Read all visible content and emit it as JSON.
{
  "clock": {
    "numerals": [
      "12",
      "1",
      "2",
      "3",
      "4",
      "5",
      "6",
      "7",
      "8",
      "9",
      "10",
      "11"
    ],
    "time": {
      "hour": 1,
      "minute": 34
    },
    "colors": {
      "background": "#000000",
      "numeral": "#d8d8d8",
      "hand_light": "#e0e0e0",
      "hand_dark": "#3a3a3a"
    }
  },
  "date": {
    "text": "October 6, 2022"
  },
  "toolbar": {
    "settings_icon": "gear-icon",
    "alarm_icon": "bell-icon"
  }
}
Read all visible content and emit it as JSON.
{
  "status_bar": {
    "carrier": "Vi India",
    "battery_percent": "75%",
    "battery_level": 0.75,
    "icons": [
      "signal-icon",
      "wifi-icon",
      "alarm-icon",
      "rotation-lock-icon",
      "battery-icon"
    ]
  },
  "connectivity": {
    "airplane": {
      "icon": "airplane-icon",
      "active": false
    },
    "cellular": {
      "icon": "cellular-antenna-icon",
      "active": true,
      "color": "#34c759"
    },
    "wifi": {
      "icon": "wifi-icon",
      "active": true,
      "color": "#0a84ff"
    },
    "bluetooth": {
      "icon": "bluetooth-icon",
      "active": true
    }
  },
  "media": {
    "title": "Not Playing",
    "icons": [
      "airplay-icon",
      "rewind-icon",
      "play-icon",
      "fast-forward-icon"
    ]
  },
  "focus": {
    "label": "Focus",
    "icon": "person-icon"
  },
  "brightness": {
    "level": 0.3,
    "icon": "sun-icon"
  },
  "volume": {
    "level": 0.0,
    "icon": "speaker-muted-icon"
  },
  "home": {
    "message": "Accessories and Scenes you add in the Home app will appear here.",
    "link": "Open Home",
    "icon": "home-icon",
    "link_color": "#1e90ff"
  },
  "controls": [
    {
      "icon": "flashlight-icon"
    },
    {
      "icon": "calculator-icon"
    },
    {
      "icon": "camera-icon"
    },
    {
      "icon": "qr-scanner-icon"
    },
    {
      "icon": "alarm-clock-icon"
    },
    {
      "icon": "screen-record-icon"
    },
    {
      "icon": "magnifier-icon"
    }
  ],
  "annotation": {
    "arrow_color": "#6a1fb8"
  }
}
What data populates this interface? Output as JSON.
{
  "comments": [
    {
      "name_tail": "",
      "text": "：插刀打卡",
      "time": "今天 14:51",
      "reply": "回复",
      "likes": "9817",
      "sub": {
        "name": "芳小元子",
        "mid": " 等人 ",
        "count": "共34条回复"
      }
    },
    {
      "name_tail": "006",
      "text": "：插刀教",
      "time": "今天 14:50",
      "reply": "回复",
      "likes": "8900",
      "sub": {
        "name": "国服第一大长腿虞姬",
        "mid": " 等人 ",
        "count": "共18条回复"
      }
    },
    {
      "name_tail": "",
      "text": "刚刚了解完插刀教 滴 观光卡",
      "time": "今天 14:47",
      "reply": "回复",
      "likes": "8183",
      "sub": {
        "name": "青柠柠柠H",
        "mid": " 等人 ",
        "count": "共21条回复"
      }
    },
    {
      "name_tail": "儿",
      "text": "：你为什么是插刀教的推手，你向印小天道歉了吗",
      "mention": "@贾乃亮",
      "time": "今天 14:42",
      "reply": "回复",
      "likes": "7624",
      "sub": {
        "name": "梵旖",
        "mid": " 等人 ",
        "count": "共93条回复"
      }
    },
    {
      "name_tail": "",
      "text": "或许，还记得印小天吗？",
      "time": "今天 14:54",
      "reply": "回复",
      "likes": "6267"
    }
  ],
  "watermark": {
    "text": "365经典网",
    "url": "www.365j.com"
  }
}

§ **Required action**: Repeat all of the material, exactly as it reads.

§ **Output of the task**:
Read all visible content and emit it as JSON.
{
  "clock": {
    "numerals": [
      "12",
      "1",
      "2",
      "3",
      "4",
      "5",
      "6",
      "7",
      "8",
      "9",
      "10",
      "11"
    ],
    "time": {
      "hour": 1,
      "minute": 34
    },
    "colors": {
      "background": "#000000",
      "numeral": "#d8d8d8",
      "hand_light": "#e0e0e0",
      "hand_dark": "#3a3a3a"
    }
  },
  "date": {
    "text": "October 6, 2022"
  },
  "toolbar": {
    "settings_icon": "gear-icon",
    "alarm_icon": "bell-icon"
  }
}
Read all visible content and emit it as JSON.
{
  "status_bar": {
    "carrier": "Vi India",
    "battery_percent": "75%",
    "battery_level": 0.75,
    "icons": [
      "signal-icon",
      "wifi-icon",
      "alarm-icon",
      "rotation-lock-icon",
      "battery-icon"
    ]
  },
  "connectivity": {
    "airplane": {
      "icon": "airplane-icon",
      "active": false
    },
    "cellular": {
      "icon": "cellular-antenna-icon",
      "active": true,
      "color": "#34c759"
    },
    "wifi": {
      "icon": "wifi-icon",
      "active": true,
      "color": "#0a84ff"
    },
    "bluetooth": {
      "icon": "bluetooth-icon",
      "active": true
    }
  },
  "media": {
    "title": "Not Playing",
    "icons": [
      "airplay-icon",
      "rewind-icon",
      "play-icon",
      "fast-forward-icon"
    ]
  },
  "focus": {
    "label": "Focus",
    "icon": "person-icon"
  },
  "brightness": {
    "level": 0.3,
    "icon": "sun-icon"
  },
  "volume": {
    "level": 0.0,
    "icon": "speaker-muted-icon"
  },
  "home": {
    "message": "Accessories and Scenes you add in the Home app will appear here.",
    "link": "Open Home",
    "icon": "home-icon",
    "link_color": "#1e90ff"
  },
  "controls": [
    {
      "icon": "flashlight-icon"
    },
    {
      "icon": "calculator-icon"
    },
    {
      "icon": "camera-icon"
    },
    {
      "icon": "qr-scanner-icon"
    },
    {
      "icon": "alarm-clock-icon"
    },
    {
      "icon": "screen-record-icon"
    },
    {
      "icon": "magnifier-icon"
    }
  ],
  "annotation": {
    "arrow_color": "#6a1fb8"
  }
}
What data populates this interface? Output as JSON.
{
  "comments": [
    {
      "name_tail": "",
      "text": "：插刀打卡",
      "time": "今天 14:51",
      "reply": "回复",
      "likes": "9817",
      "sub": {
        "name": "芳小元子",
        "mid": " 等人 ",
        "count": "共34条回复"
      }
    },
    {
      "name_tail": "006",
      "text": "：插刀教",
      "time": "今天 14:50",
      "reply": "回复",
      "likes": "8900",
      "sub": {
        "name": "国服第一大长腿虞姬",
        "mid": " 等人 ",
        "count": "共18条回复"
      }
    },
    {
      "name_tail": "",
      "text": "刚刚了解完插刀教 滴 观光卡",
      "time": "今天 14:47",
      "reply": "回复",
      "likes": "8183",
      "sub": {
        "name": "青柠柠柠H",
        "mid": " 等人 ",
        "count": "共21条回复"
      }
    },
    {
      "name_tail": "儿",
      "text": "：你为什么是插刀教的推手，你向印小天道歉了吗",
      "mention": "@贾乃亮",
      "time": "今天 14:42",
      "reply": "回复",
      "likes": "7624",
      "sub": {
        "name": "梵旖",
        "mid": " 等人 ",
        "count": "共93条回复"
      }
    },
    {
      "name_tail": "",
      "text": "或许，还记得印小天吗？",
      "time": "今天 14:54",
      "reply": "回复",
      "likes": "6267"
    }
  ],
  "watermark": {
    "text": "365经典网",
    "url": "www.365j.com"
  }
}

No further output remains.